# Dataset content
==================================================

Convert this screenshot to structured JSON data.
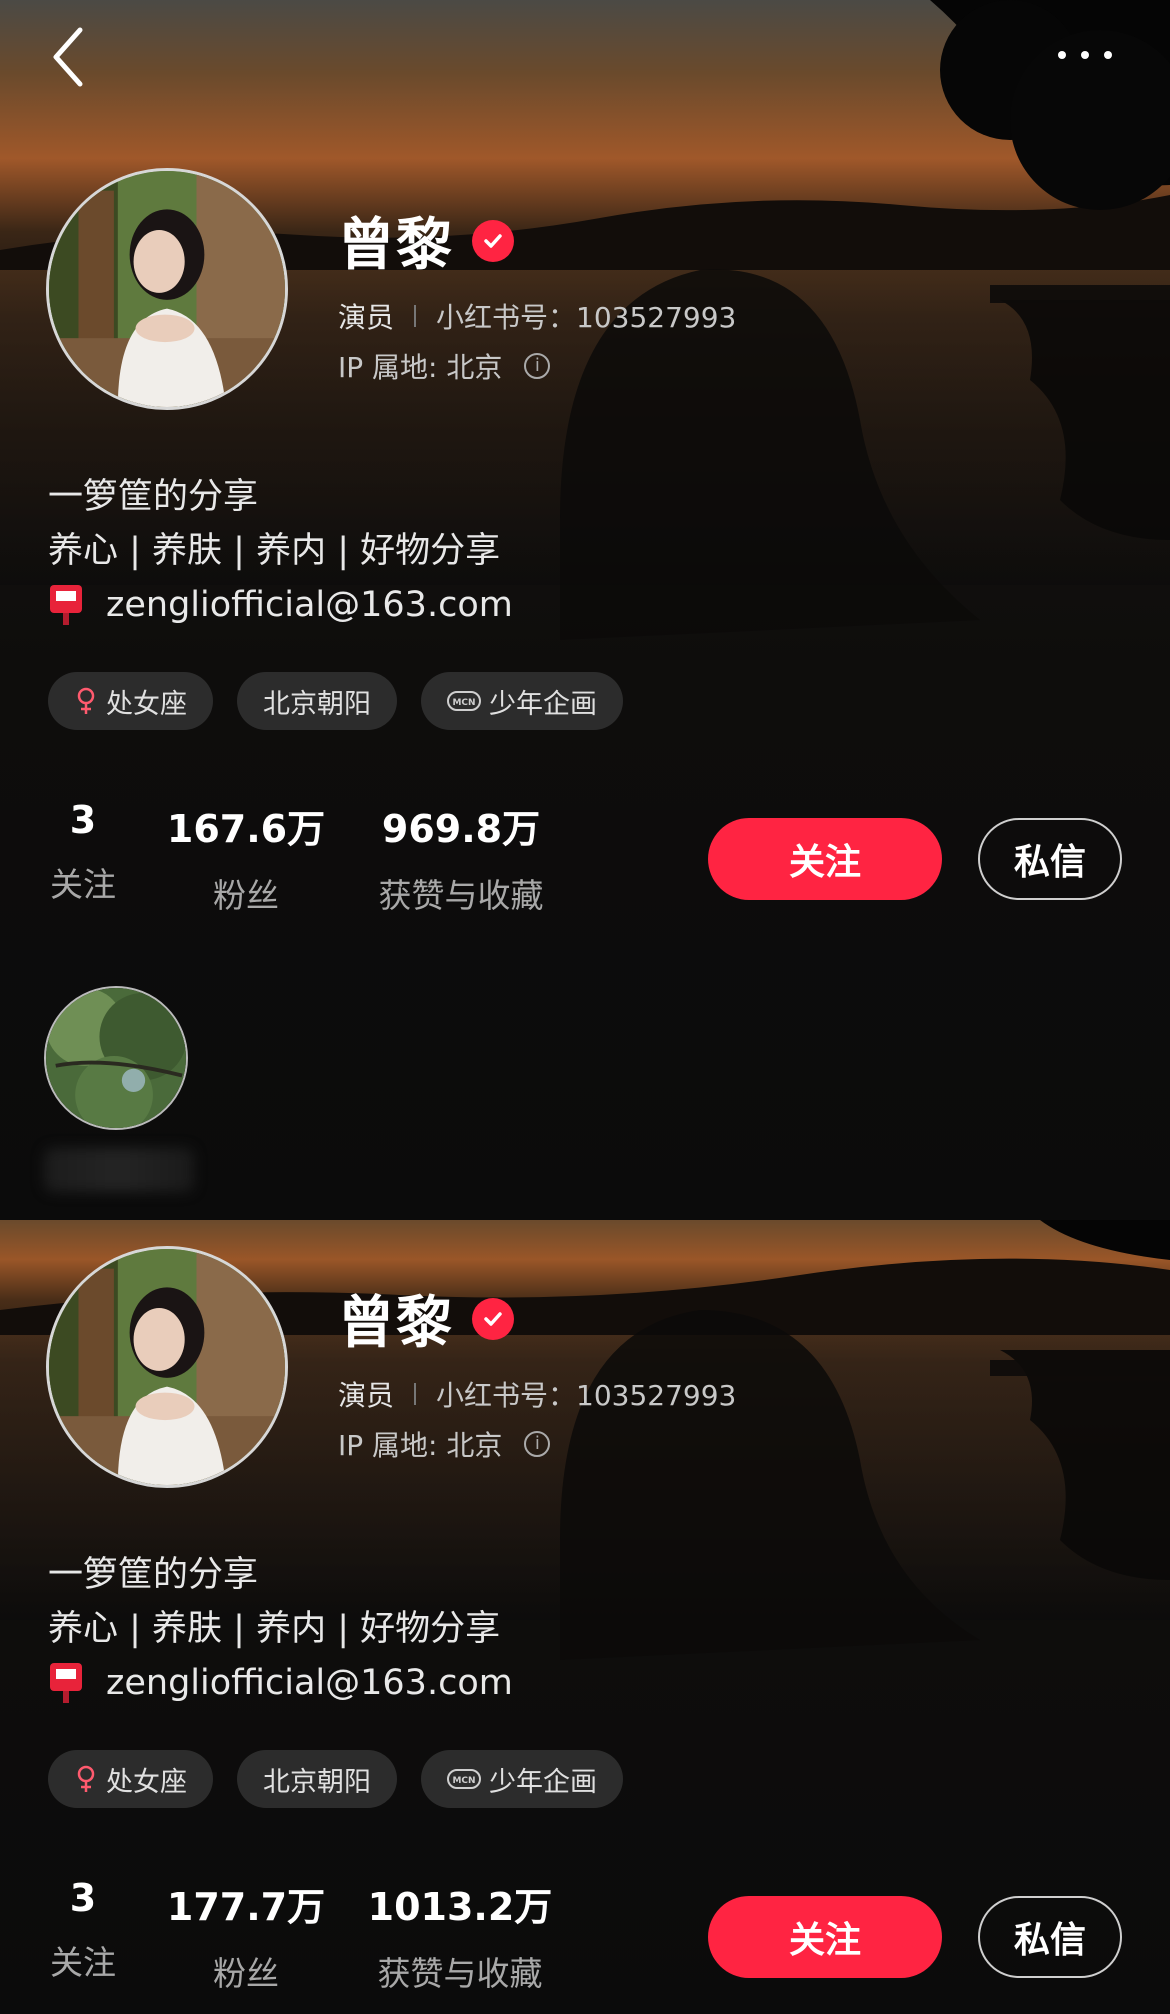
{
  "nav": {
    "back_icon": "chevron-left-icon",
    "more_icon": "more-horizontal-icon"
  },
  "profile_top": {
    "name": "曾黎",
    "role": "演员",
    "id_label": "小红书号：103527993",
    "ip_label": "IP 属地: 北京",
    "info_icon": "i",
    "bio_line1": "一箩筐的分享",
    "bio_line2": "养心 | 养肤 | 养内 | 好物分享",
    "email": "zengliofficial@163.com",
    "tags": {
      "zodiac": "处女座",
      "location": "北京朝阳",
      "mcn": "少年企画",
      "mcn_badge": "MCN"
    },
    "stats": {
      "following_num": "3",
      "following_label": "关注",
      "fans_num": "167.6万",
      "fans_label": "粉丝",
      "likes_num": "969.8万",
      "likes_label": "获赞与收藏"
    },
    "follow_label": "关注",
    "message_label": "私信"
  },
  "profile_bottom": {
    "name": "曾黎",
    "role": "演员",
    "id_label": "小红书号：103527993",
    "ip_label": "IP 属地: 北京",
    "info_icon": "i",
    "bio_line1": "一箩筐的分享",
    "bio_line2": "养心 | 养肤 | 养内 | 好物分享",
    "email": "zengliofficial@163.com",
    "tags": {
      "zodiac": "处女座",
      "location": "北京朝阳",
      "mcn": "少年企画",
      "mcn_badge": "MCN"
    },
    "stats": {
      "following_num": "3",
      "following_label": "关注",
      "fans_num": "177.7万",
      "fans_label": "粉丝",
      "likes_num": "1013.2万",
      "likes_label": "获赞与收藏"
    },
    "follow_label": "关注",
    "message_label": "私信"
  },
  "colors": {
    "accent": "#ff2442",
    "background": "#0b0b0b",
    "tag_bg": "#2c2c2c"
  }
}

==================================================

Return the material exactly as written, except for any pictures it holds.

# Solution to the problem
Convert this screenshot to structured JSON data.
{
  "nav": {
    "back_icon": "chevron-left-icon",
    "more_icon": "more-horizontal-icon"
  },
  "profile_top": {
    "name": "曾黎",
    "role": "演员",
    "id_label": "小红书号：103527993",
    "ip_label": "IP 属地: 北京",
    "info_icon": "i",
    "bio_line1": "一箩筐的分享",
    "bio_line2": "养心 | 养肤 | 养内 | 好物分享",
    "email": "zengliofficial@163.com",
    "tags": {
      "zodiac": "处女座",
      "location": "北京朝阳",
      "mcn": "少年企画",
      "mcn_badge": "MCN"
    },
    "stats": {
      "following_num": "3",
      "following_label": "关注",
      "fans_num": "167.6万",
      "fans_label": "粉丝",
      "likes_num": "969.8万",
      "likes_label": "获赞与收藏"
    },
    "follow_label": "关注",
    "message_label": "私信"
  },
  "profile_bottom": {
    "name": "曾黎",
    "role": "演员",
    "id_label": "小红书号：103527993",
    "ip_label": "IP 属地: 北京",
    "info_icon": "i",
    "bio_line1": "一箩筐的分享",
    "bio_line2": "养心 | 养肤 | 养内 | 好物分享",
    "email": "zengliofficial@163.com",
    "tags": {
      "zodiac": "处女座",
      "location": "北京朝阳",
      "mcn": "少年企画",
      "mcn_badge": "MCN"
    },
    "stats": {
      "following_num": "3",
      "following_label": "关注",
      "fans_num": "177.7万",
      "fans_label": "粉丝",
      "likes_num": "1013.2万",
      "likes_label": "获赞与收藏"
    },
    "follow_label": "关注",
    "message_label": "私信"
  },
  "colors": {
    "accent": "#ff2442",
    "background": "#0b0b0b",
    "tag_bg": "#2c2c2c"
  }
}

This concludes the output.